University students backed by 4-H for leadership

Four students honoured Feb. 10 at Ottawa event

Four Canadian university students inspired in their career paths by their 4-H experiences are getting an extra boost from the organization.

The annual Leadership Excellence Awards of Distinction (LEAD), presented Monday during the 4-H Leadership Awards event in Ottawa, aim to recognize 4-H participants who, according to the organization, “demonstrate 4-H values in the way they live their lives” and honours youth who have become exceptional leaders through the program.

This year’s four winners were each given a $20,000 scholarship.

Josiah Lodewyk of the Niagara 4-H Goat Club is studying systems design engineering at the University of Waterloo with the goal of becoming an agricultural engineer.

Related Articles

“It’s an incredible honour; growing up with 4-H you really realize how much effort and time the volunteers put in to make it possible,” he said. The award “enables me to give back to my community and club through my education and pursue my studies in science and technology.”

Award winners were also paired with a specialized mentor who can help guide the students.

“The future is always a little bit foggy and just knowing there is someone who has already travelled that road, who has similar passions like entrepreneurship and engineering like myself, knowing she has advice for me and can give me some counsel and guidance to reach those goals that I really want to reach,” said Lodewyk.

Doug Sroka from the Maidstone Gully Multiple 4-H Club is hoping to become a clinical psychologist as he pursues his studies at the University of Saskatchewan.

The organization “is a really big thing in my family. My grandma served as the president of 4-H Canada, she served with 4-H Saskatchewan and my mom has been involved with 4-H as well, and all of her siblings – my siblings have all been part of 4-H so this is a really big deal for me,” he said.

“Lots of people perceive 4-H as just being a farming-type club. But it’s trying to shift towards an emphasis on youth development and providing opportunities for youth across the world. So for me, that’s kind of more my avenue within 4-H.”

Riley Callahan from the River Valley 4-H Club is hoping to become an engineer with a focus on the environment and water as he studies at the University of New Brunswick at Fredericton.

He was thankful for the honour as well as the financial award.

The money “allows me to focus more on my studies and not have to worry about not being able to pay my tuition or having to pay off a student loan at the end of the day, so that’s really one of the best benefits and why I’m so honoured to have this award,” he said.

Growing up, Callahan occasionally lost faith in 4-H over his 11 years in the club, but was encouraged to stay involved by his leaders.

“I can clearly see the goal and the mission of 4-H clearly and how this is developing young kids into great leaders for the future,” he said.

University of Saskatchewan student Courtney Taylor, who participated in several 4-H clubs in Alberta, most recently the Warner Beef 4-H Club, was also an award recipient.

Shannon Benner, CEO of 4-H Canada, said the award recognizes the work of the students, but also gives them an opportunity to tell their 4-H story and the impact it can have in communities.
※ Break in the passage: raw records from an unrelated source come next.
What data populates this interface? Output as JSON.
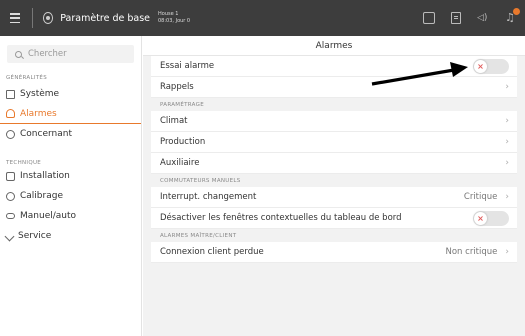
{
  "header": {
    "title": "Paramètre de base",
    "house_name": "House 1",
    "house_time": "08:03, Jour 0"
  },
  "sidebar": {
    "search_placeholder": "Chercher",
    "section_general": "GÉNÉRALITÉS",
    "section_technique": "TECHNIQUE",
    "items": [
      {
        "label": "Système",
        "icon": "system-icon"
      },
      {
        "label": "Alarmes",
        "icon": "alarm-icon"
      },
      {
        "label": "Concernant",
        "icon": "info-icon"
      },
      {
        "label": "Installation",
        "icon": "installation-icon"
      },
      {
        "label": "Calibrage",
        "icon": "calibration-icon"
      },
      {
        "label": "Manuel/auto",
        "icon": "manual-auto-icon"
      },
      {
        "label": "Service",
        "icon": "service-icon"
      }
    ]
  },
  "main": {
    "title": "Alarmes",
    "rows_top": [
      {
        "label": "Essai alarme"
      },
      {
        "label": "Rappels"
      }
    ],
    "group_parametrage": "PARAMÉTRAGE",
    "rows_param": [
      {
        "label": "Climat"
      },
      {
        "label": "Production"
      },
      {
        "label": "Auxiliaire"
      }
    ],
    "group_commutateurs": "COMMUTATEURS MANUELS",
    "row_interrupt": {
      "label": "Interrupt. changement",
      "value": "Critique"
    },
    "row_desactiver": {
      "label": "Désactiver les fenêtres contextuelles du tableau de bord"
    },
    "group_maitre": "ALARMES MAÎTRE/CLIENT",
    "row_connexion": {
      "label": "Connexion client perdue",
      "value": "Non critique"
    }
  },
  "colors": {
    "accent": "#e8792c",
    "topbar": "#3d3d3d",
    "toggle_off_x": "#e05a5a"
  }
}
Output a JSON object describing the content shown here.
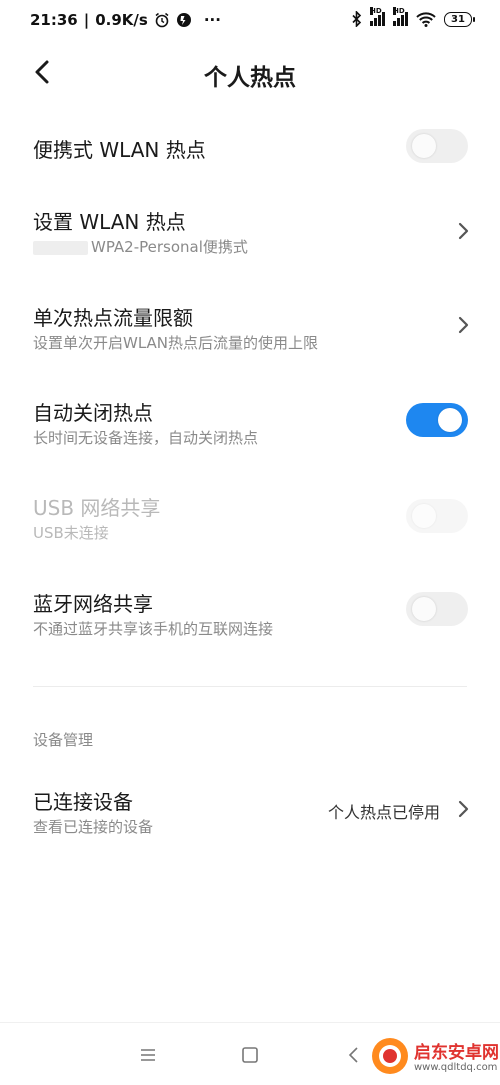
{
  "status_bar": {
    "time": "21:36",
    "net_speed": "0.9K/s",
    "more": "···",
    "battery": "31",
    "signal_hd_1": "HD",
    "signal_hd_2": "HD"
  },
  "header": {
    "title": "个人热点"
  },
  "settings": {
    "portable_hotspot": {
      "label": "便携式 WLAN 热点",
      "enabled": false
    },
    "setup_hotspot": {
      "label": "设置 WLAN 热点",
      "subtitle": "WPA2-Personal便携式"
    },
    "data_limit": {
      "label": "单次热点流量限额",
      "subtitle": "设置单次开启WLAN热点后流量的使用上限"
    },
    "auto_close": {
      "label": "自动关闭热点",
      "subtitle": "长时间无设备连接，自动关闭热点",
      "enabled": true
    },
    "usb_tether": {
      "label": "USB 网络共享",
      "subtitle": "USB未连接",
      "enabled": false,
      "disabled": true
    },
    "bt_tether": {
      "label": "蓝牙网络共享",
      "subtitle": "不通过蓝牙共享该手机的互联网连接",
      "enabled": false
    }
  },
  "device_section": {
    "header": "设备管理",
    "connected": {
      "label": "已连接设备",
      "subtitle": "查看已连接的设备",
      "value": "个人热点已停用"
    }
  },
  "watermark": {
    "text": "启东安卓网",
    "url": "www.qdltdq.com"
  },
  "colors": {
    "accent": "#1e87f0",
    "toggle_off": "#efefef",
    "secondary_text": "#8a8a8a"
  }
}
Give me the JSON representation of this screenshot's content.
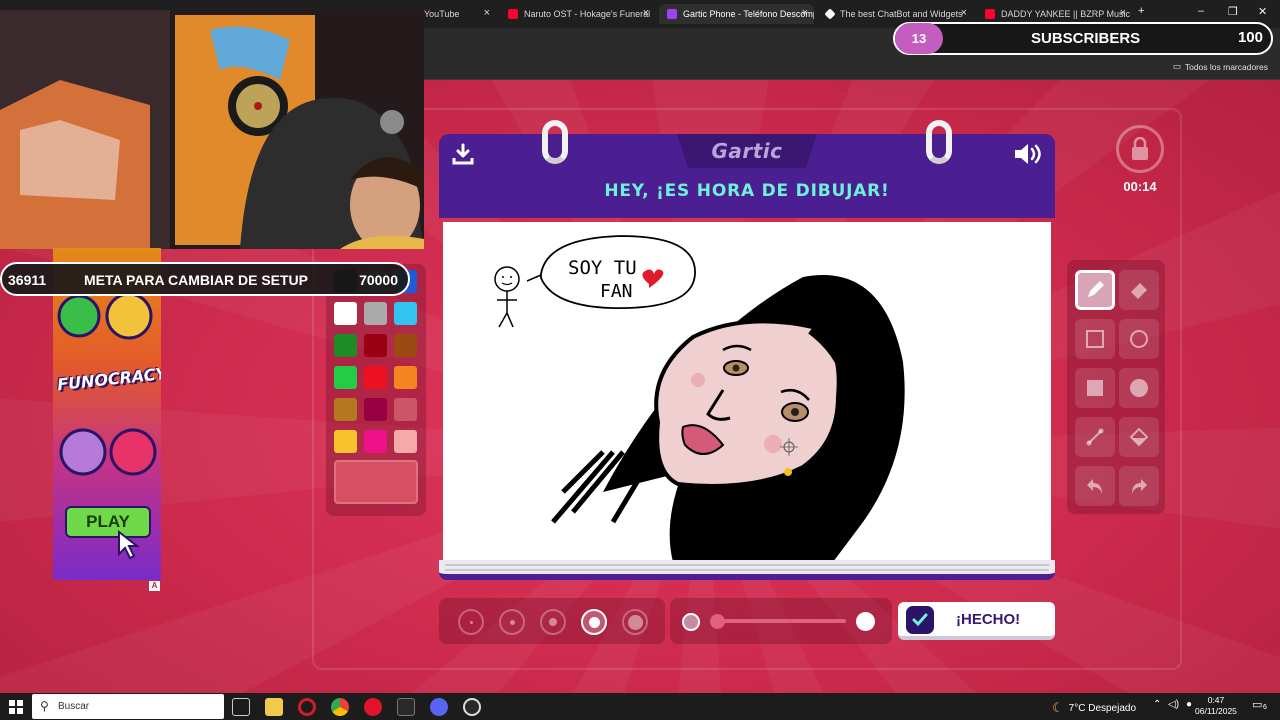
{
  "browser": {
    "tabs": [
      {
        "label": "YouTube",
        "color": "#ff0000"
      },
      {
        "label": "Naruto OST - Hokage's Funeral",
        "color": "#ff0033"
      },
      {
        "label": "Gartic Phone - Teléfono Descompuesto",
        "color": "#a142f4",
        "active": true
      },
      {
        "label": "The best ChatBot and Widgets",
        "color": "#ffffff"
      },
      {
        "label": "DADDY YANKEE || BZRP Music Sessions",
        "color": "#ff0033"
      }
    ],
    "new_tab": "+",
    "bookmarks_label": "Todos los marcadores"
  },
  "game": {
    "logo": "Gartic",
    "headline": "HEY, ¡ES HORA DE DIBUJAR!",
    "timer": "00:14",
    "done_label": "¡HECHO!",
    "drawing_text_1": "SOY TU",
    "drawing_text_2": "FAN",
    "palette": [
      "#000000",
      "#666666",
      "#1e5bd8",
      "#ffffff",
      "#aaaaaa",
      "#33c3f0",
      "#1f8a28",
      "#990011",
      "#9b4a12",
      "#22cc44",
      "#ee1122",
      "#f5851f",
      "#b5781e",
      "#990044",
      "#cc5566",
      "#f7c12a",
      "#ee1188",
      "#f5aaaa"
    ],
    "current_color": "#d55060",
    "brush_sizes": 5,
    "selected_brush_index": 3,
    "opacity_value": 1.0
  },
  "overlay": {
    "subscribers_count": "13",
    "subscribers_label": "SUBSCRIBERS",
    "subscribers_goal": "100",
    "goal_current": "36911",
    "goal_label": "META PARA CAMBIAR DE SETUP",
    "goal_target": "70000",
    "ad_logo": "FUNOCRACY",
    "ad_button": "PLAY",
    "ad_marker": "A"
  },
  "taskbar": {
    "search_placeholder": "Buscar",
    "weather": "7°C  Despejado",
    "time": "0:47",
    "date": "06/11/2025",
    "notifications": "6"
  }
}
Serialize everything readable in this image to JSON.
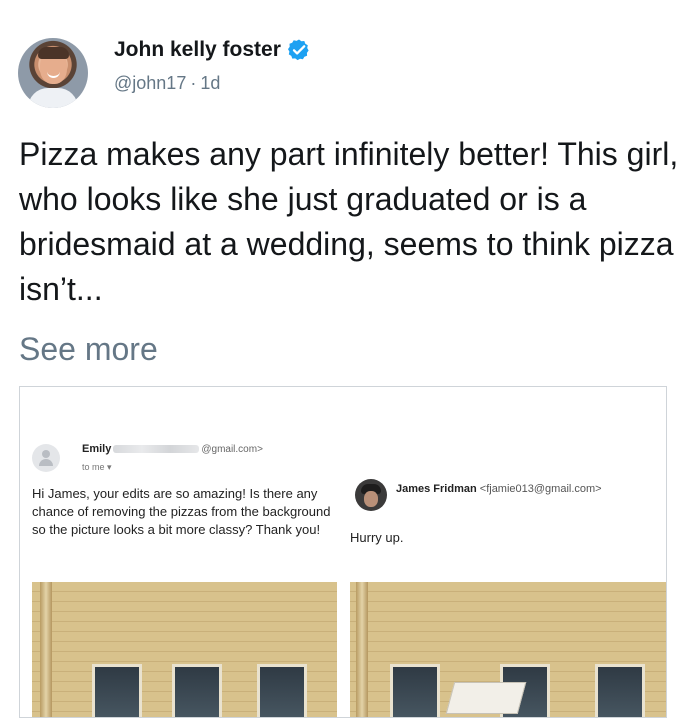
{
  "tweet": {
    "display_name": "John kelly foster",
    "handle": "@john17",
    "separator": "·",
    "time": "1d",
    "text": "Pizza makes any part infinitely better! This girl, who looks like she just graduated or is a bridesmaid at a wedding, seems to think pizza isn’t...",
    "see_more": "See more",
    "verified": true
  },
  "media": {
    "left_email": {
      "sender_name": "Emily",
      "sender_email_suffix": "@gmail.com>",
      "recipient": "to me ▾",
      "body": "Hi James, your edits are so amazing! Is there any chance of removing the pizzas from the background so the picture looks a bit more classy? Thank you!"
    },
    "right_email": {
      "sender_name": "James Fridman",
      "sender_email": "<fjamie013@gmail.com>",
      "body": "Hurry up."
    }
  },
  "colors": {
    "text": "#14171a",
    "secondary": "#657786",
    "verified": "#1da1f2"
  }
}
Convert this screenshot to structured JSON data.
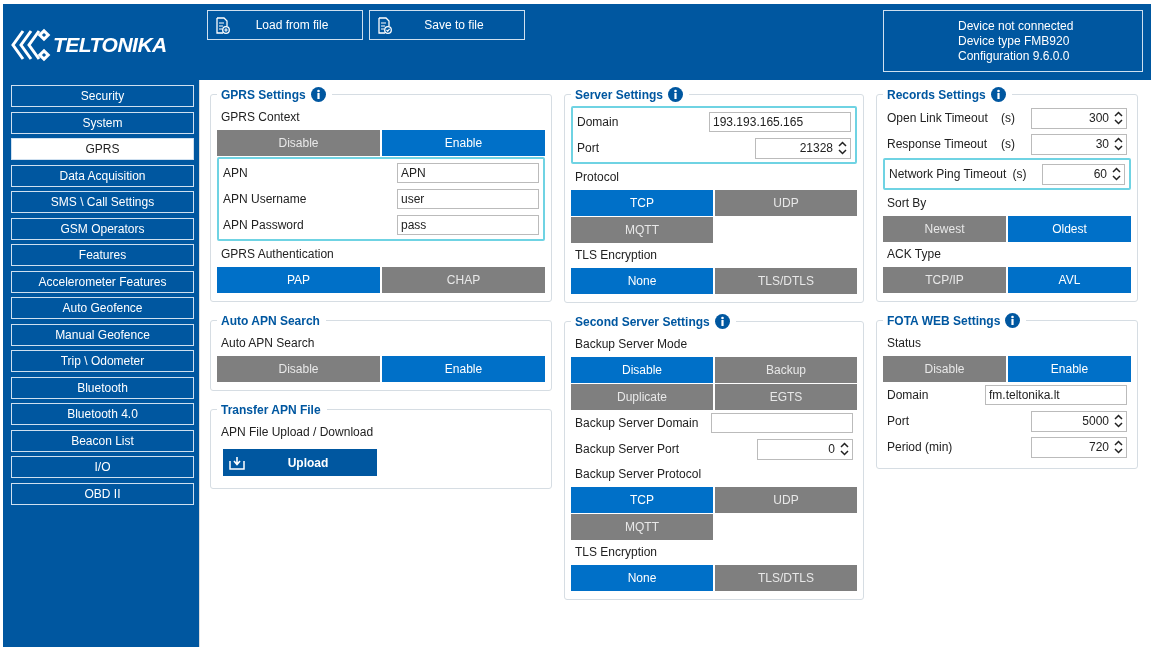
{
  "header": {
    "logo": "TELTONIKA",
    "buttons": [
      {
        "label": "Load from file"
      },
      {
        "label": "Save to file"
      }
    ],
    "device_info": [
      "Device not connected",
      "Device type FMB920",
      "Configuration 9.6.0.0"
    ]
  },
  "sidebar": {
    "items": [
      {
        "label": "Security",
        "selected": false
      },
      {
        "label": "System",
        "selected": false
      },
      {
        "label": "GPRS",
        "selected": true
      },
      {
        "label": "Data Acquisition",
        "selected": false
      },
      {
        "label": "SMS \\ Call Settings",
        "selected": false
      },
      {
        "label": "GSM Operators",
        "selected": false
      },
      {
        "label": "Features",
        "selected": false
      },
      {
        "label": "Accelerometer Features",
        "selected": false
      },
      {
        "label": "Auto Geofence",
        "selected": false
      },
      {
        "label": "Manual Geofence",
        "selected": false
      },
      {
        "label": "Trip \\ Odometer",
        "selected": false
      },
      {
        "label": "Bluetooth",
        "selected": false
      },
      {
        "label": "Bluetooth 4.0",
        "selected": false
      },
      {
        "label": "Beacon List",
        "selected": false
      },
      {
        "label": "I/O",
        "selected": false
      },
      {
        "label": "OBD II",
        "selected": false
      }
    ]
  },
  "columns": [
    [
      {
        "title": "GPRS Settings",
        "info": true,
        "rows": [
          {
            "kind": "label",
            "text": "GPRS Context"
          },
          {
            "kind": "options",
            "options": [
              {
                "label": "Disable",
                "selected": false
              },
              {
                "label": "Enable",
                "selected": true
              }
            ]
          },
          {
            "kind": "group",
            "highlighted": true,
            "rows": [
              {
                "kind": "text",
                "label": "APN",
                "value": "APN"
              },
              {
                "kind": "text",
                "label": "APN Username",
                "value": "user"
              },
              {
                "kind": "text",
                "label": "APN Password",
                "value": "pass"
              }
            ]
          },
          {
            "kind": "label",
            "text": "GPRS Authentication"
          },
          {
            "kind": "options",
            "options": [
              {
                "label": "PAP",
                "selected": true
              },
              {
                "label": "CHAP",
                "selected": false
              }
            ]
          }
        ]
      },
      {
        "title": "Auto APN Search",
        "rows": [
          {
            "kind": "label",
            "text": "Auto APN Search"
          },
          {
            "kind": "options",
            "options": [
              {
                "label": "Disable",
                "selected": false
              },
              {
                "label": "Enable",
                "selected": true
              }
            ]
          }
        ]
      },
      {
        "title": "Transfer APN File",
        "rows": [
          {
            "kind": "label",
            "text": "APN File Upload / Download"
          },
          {
            "kind": "upload",
            "label": "Upload"
          }
        ]
      }
    ],
    [
      {
        "title": "Server Settings",
        "info": true,
        "rows": [
          {
            "kind": "group",
            "highlighted": true,
            "rows": [
              {
                "kind": "text",
                "label": "Domain",
                "value": "193.193.165.165"
              },
              {
                "kind": "spin",
                "label": "Port",
                "value": "21328"
              }
            ]
          },
          {
            "kind": "label",
            "text": "Protocol"
          },
          {
            "kind": "options",
            "options": [
              {
                "label": "TCP",
                "selected": true
              },
              {
                "label": "UDP",
                "selected": false
              },
              {
                "label": "MQTT",
                "selected": false
              }
            ]
          },
          {
            "kind": "label",
            "text": "TLS Encryption"
          },
          {
            "kind": "options",
            "options": [
              {
                "label": "None",
                "selected": true
              },
              {
                "label": "TLS/DTLS",
                "selected": false
              }
            ]
          }
        ]
      },
      {
        "title": "Second Server Settings",
        "info": true,
        "rows": [
          {
            "kind": "label",
            "text": "Backup Server Mode"
          },
          {
            "kind": "options",
            "options": [
              {
                "label": "Disable",
                "selected": true
              },
              {
                "label": "Backup",
                "selected": false
              },
              {
                "label": "Duplicate",
                "selected": false
              },
              {
                "label": "EGTS",
                "selected": false
              }
            ]
          },
          {
            "kind": "text",
            "label": "Backup Server Domain"
          },
          {
            "kind": "spin",
            "label": "Backup Server Port",
            "value": "0"
          },
          {
            "kind": "label",
            "text": "Backup Server Protocol"
          },
          {
            "kind": "options",
            "options": [
              {
                "label": "TCP",
                "selected": true
              },
              {
                "label": "UDP",
                "selected": false
              },
              {
                "label": "MQTT",
                "selected": false
              }
            ]
          },
          {
            "kind": "label",
            "text": "TLS Encryption"
          },
          {
            "kind": "options",
            "options": [
              {
                "label": "None",
                "selected": true
              },
              {
                "label": "TLS/DTLS",
                "selected": false
              }
            ]
          }
        ]
      }
    ],
    [
      {
        "title": "Records Settings",
        "info": true,
        "rows": [
          {
            "kind": "spin",
            "label": "Open Link Timeout",
            "unit": "(s)",
            "value": "300"
          },
          {
            "kind": "spin",
            "label": "Response Timeout",
            "unit": "(s)",
            "value": "30"
          },
          {
            "kind": "group",
            "highlighted": true,
            "rows": [
              {
                "kind": "spin",
                "label": "Network Ping Timeout",
                "unit": "(s)",
                "value": "60"
              }
            ]
          },
          {
            "kind": "label",
            "text": "Sort By"
          },
          {
            "kind": "options",
            "options": [
              {
                "label": "Newest",
                "selected": false
              },
              {
                "label": "Oldest",
                "selected": true
              }
            ]
          },
          {
            "kind": "label",
            "text": "ACK Type"
          },
          {
            "kind": "options",
            "options": [
              {
                "label": "TCP/IP",
                "selected": false
              },
              {
                "label": "AVL",
                "selected": true
              }
            ]
          }
        ]
      },
      {
        "title": "FOTA WEB Settings",
        "info": true,
        "rows": [
          {
            "kind": "label",
            "text": "Status"
          },
          {
            "kind": "options",
            "options": [
              {
                "label": "Disable",
                "selected": false
              },
              {
                "label": "Enable",
                "selected": true
              }
            ]
          },
          {
            "kind": "text",
            "label": "Domain",
            "value": "fm.teltonika.lt"
          },
          {
            "kind": "spin",
            "label": "Port",
            "value": "5000"
          },
          {
            "kind": "spin",
            "label": "Period (min)",
            "value": "720"
          }
        ]
      }
    ]
  ]
}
“There’s no better time than now for 4-H. Whether it’s looking at the effects of climate change, to some of the staggering numbers around young people in Canada, to feeding nine billion people by 2050, you know, the time is now,” she said.

“We need to make sure every young person in Canada is thriving, not just surviving, but thriving. And you know, there’s no reason why we can’t do that here and 4-H has got a big role to play there.”

— D.C. Fraser reports for Glacier FarmMedia from Ottawa.

About the author

,

Reporter

D.C. Fraser is Glacier FarmMedia’s Ottawa-based reporter. Growing up mostly in Alberta, Fraser also lived in Saskatchewan for ten years where he covered politics, including a stint teaching at the University of Regina’s School of Journalism. He is an avid fan of the outdoors and a pretty good beer league hockey player. His passion for agriculture and agri-food policy comes naturally: Six consecutive generations of his family have worked in the industry.

Comments

explore

Stories from our other publications